↓↓↓
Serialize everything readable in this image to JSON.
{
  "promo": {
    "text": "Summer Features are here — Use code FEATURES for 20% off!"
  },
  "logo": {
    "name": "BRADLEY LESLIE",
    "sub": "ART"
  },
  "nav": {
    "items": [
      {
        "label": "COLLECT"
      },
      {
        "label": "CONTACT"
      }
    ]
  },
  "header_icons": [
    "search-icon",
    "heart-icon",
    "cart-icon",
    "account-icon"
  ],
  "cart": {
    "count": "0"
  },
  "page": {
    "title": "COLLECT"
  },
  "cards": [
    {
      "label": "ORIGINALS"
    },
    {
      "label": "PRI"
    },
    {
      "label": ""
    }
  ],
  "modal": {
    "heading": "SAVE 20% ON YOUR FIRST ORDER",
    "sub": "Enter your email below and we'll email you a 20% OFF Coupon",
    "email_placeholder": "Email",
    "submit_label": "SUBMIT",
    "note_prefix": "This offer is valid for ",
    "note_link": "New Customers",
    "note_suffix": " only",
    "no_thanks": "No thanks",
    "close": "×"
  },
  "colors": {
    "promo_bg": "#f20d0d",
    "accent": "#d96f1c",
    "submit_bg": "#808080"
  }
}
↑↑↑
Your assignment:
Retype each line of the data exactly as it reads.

Expected answer:
Serialize everything readable in this image to JSON.
{
  "promo": {
    "text": "Summer Features are here — Use code FEATURES for 20% off!"
  },
  "logo": {
    "name": "BRADLEY LESLIE",
    "sub": "ART"
  },
  "nav": {
    "items": [
      {
        "label": "COLLECT"
      },
      {
        "label": "CONTACT"
      }
    ]
  },
  "header_icons": [
    "search-icon",
    "heart-icon",
    "cart-icon",
    "account-icon"
  ],
  "cart": {
    "count": "0"
  },
  "page": {
    "title": "COLLECT"
  },
  "cards": [
    {
      "label": "ORIGINALS"
    },
    {
      "label": "PRI"
    },
    {
      "label": ""
    }
  ],
  "modal": {
    "heading": "SAVE 20% ON YOUR FIRST ORDER",
    "sub": "Enter your email below and we'll email you a 20% OFF Coupon",
    "email_placeholder": "Email",
    "submit_label": "SUBMIT",
    "note_prefix": "This offer is valid for ",
    "note_link": "New Customers",
    "note_suffix": " only",
    "no_thanks": "No thanks",
    "close": "×"
  },
  "colors": {
    "promo_bg": "#f20d0d",
    "accent": "#d96f1c",
    "submit_bg": "#808080"
  }
}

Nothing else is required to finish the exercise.